Skip to main content
war of 1812

Program Officer, David Juliusson, a Fort York employee for fifteen years, leads a group of elementary school students through a tour of the historic site.Peter Power/The Globe and Mail

When the American Congress declared war on Britain on June 18, 1812, former U.S. president Thomas Jefferson said "the acquisition of Canada this year, as far as the neighbourhood of Quebec, will be a mere matter of marching."

History would prove otherwise. The war of 1812, declared by America to protest a range of issues – from trade restrictions triggered by Britain's ongoing war with France to the impressment of American merchant sailors into the Royal navy – ended more than two years later with neither geographical nor policy change.

For Canadians, however, this seminal battle represents an inspirational back story to nationhood.

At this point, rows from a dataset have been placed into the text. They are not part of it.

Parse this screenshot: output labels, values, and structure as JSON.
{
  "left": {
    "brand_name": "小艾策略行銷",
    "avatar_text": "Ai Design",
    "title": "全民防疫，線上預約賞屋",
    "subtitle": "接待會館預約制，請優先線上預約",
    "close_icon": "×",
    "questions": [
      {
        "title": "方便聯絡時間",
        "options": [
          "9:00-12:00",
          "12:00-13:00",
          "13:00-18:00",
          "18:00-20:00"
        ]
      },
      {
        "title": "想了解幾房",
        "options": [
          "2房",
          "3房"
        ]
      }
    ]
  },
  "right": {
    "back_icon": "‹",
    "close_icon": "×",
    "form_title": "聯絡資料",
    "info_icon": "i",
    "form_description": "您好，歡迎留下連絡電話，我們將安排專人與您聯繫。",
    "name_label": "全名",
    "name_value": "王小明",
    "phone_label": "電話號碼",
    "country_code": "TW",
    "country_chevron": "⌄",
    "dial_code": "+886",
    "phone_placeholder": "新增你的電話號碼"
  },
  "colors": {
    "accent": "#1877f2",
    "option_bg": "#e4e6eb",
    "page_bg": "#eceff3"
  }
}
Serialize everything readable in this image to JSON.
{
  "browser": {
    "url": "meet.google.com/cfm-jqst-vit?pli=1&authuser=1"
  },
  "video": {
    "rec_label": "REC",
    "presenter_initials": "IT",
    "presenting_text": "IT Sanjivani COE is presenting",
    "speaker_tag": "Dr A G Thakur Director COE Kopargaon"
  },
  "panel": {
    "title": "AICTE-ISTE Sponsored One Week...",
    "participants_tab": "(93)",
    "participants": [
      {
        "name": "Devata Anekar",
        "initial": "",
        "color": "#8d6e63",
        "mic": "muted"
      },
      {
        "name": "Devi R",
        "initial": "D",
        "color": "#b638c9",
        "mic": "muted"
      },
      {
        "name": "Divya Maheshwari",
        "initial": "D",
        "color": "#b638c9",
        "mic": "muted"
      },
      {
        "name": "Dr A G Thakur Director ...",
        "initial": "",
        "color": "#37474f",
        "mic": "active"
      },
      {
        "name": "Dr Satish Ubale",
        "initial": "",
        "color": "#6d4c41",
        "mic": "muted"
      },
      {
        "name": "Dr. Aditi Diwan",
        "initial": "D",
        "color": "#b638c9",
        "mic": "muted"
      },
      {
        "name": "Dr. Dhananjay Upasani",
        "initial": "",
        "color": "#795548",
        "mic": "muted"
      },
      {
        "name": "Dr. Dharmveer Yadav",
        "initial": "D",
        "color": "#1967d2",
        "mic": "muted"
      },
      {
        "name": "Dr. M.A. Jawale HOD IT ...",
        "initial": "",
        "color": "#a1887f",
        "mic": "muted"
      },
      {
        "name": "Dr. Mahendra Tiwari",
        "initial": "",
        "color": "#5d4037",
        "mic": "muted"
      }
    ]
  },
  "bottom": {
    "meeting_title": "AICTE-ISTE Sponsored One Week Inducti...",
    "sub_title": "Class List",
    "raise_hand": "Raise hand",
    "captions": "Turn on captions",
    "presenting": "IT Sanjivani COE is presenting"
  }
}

Bicentennial events, kicking off this week, will see re-enactors converge on historical points on both sides of the border to play homage to those who fought in the war, in battle and on the home front. Dressed in period-accurate civilian clothing, uniforms and using muskets, swords, camp and cooking equipment, men, women and children seek to revive 200-year-old history.

Re-enactors spend these summer months travelling hundreds of kilometres to reach former battlefields, living beneath canvas tents. For many, the hobby is a family affair. It is quite common for children in period dress to laugh and play between the rows of soldiers' tents while women tend to camp chores.

"Most re-enactors take very seriously both the historical and the educational aspect of what we do," said Hal Dennison, a Major with the 1st (Royal Scots) Regiment, Grenadier Company who works in sales in civilian life.

Recently, a group of re-enactors gathered for three days in Hamilton to re-create three battles that took place 199 years ago: The Battle of Stoney Creek, fought on the evening of June 6, 1813, is considered by many historians to have been the turning point of the war on the Niagara Peninsula.

Stoney Creek was the farthest the Americans advanced up the Niagara Peninsula. During the battle, American troops were confused and defeated after a surprise night attack and were eventually pushed back as far as Fort George, in present day Niagara-on-the-Lake.

The battle re-enactment ended with a tribute to the fallen from both sides, with a special Guard of Honour, as The Crown Forces drums 1812 marched onto the field and played a musical tribute.

"At the end of the battle scenarios what we want to do is remind people that although they've come to be entertained, that men died, and that the lament that's played at the end is time to pause and reflect on what actually happened and the sacrifices that were made, so that people will give the dead their due," said Peter Twist, a Torontonian whose role is that of Brigadier General of the Crown Forces of Upper Canada.

The war came to an official end with the signing of the Treaty of Ghent on December 1814, but in practical terms not until January of 1815 due to the time it took for the news to reach commanders in North America.

As for which side claimed victory, Mr. Twist has his answer.

"Well as somebody said to me: 'Who won the war?' and I said to them 'well are you an American?' He said 'no.' Then I said to him: 'Then you've answered your question.'"

Report an error

Editorial code of conduct